Element data from apps and pages:

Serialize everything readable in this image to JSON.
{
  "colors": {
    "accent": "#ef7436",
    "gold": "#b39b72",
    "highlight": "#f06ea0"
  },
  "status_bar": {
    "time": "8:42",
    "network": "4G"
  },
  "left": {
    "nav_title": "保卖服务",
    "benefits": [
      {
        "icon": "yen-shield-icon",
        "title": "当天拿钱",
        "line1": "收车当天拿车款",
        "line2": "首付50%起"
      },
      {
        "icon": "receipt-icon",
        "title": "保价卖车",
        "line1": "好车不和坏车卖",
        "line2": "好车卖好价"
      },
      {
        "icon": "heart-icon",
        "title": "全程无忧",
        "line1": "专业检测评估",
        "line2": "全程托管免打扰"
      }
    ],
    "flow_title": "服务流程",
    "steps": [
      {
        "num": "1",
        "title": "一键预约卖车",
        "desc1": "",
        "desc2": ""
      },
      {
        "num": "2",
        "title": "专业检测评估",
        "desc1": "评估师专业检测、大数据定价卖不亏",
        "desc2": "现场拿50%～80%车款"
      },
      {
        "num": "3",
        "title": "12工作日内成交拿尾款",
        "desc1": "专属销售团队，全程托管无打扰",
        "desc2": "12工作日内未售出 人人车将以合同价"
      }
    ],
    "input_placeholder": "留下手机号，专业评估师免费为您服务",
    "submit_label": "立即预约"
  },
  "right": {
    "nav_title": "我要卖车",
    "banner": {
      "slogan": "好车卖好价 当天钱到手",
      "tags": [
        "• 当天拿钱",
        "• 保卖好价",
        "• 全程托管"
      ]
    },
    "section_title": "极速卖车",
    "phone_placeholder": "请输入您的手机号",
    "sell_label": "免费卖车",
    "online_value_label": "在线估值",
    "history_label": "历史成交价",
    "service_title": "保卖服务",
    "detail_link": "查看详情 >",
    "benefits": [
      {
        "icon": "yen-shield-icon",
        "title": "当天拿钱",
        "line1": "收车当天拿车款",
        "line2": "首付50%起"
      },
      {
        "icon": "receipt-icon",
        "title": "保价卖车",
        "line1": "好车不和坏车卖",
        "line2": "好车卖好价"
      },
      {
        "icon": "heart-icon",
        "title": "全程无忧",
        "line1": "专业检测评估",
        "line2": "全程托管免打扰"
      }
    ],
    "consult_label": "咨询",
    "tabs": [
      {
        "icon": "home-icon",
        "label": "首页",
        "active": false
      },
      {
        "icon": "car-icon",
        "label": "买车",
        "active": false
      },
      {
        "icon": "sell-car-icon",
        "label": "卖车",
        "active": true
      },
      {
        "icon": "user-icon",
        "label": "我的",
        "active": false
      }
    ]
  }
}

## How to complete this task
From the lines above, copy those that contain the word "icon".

## Task solution
        "icon": "yen-shield-icon",
        "icon": "receipt-icon",
        "icon": "heart-icon",
        "icon": "yen-shield-icon",
        "icon": "receipt-icon",
        "icon": "heart-icon",
        "icon": "home-icon",
        "icon": "car-icon",
        "icon": "sell-car-icon",
        "icon": "user-icon",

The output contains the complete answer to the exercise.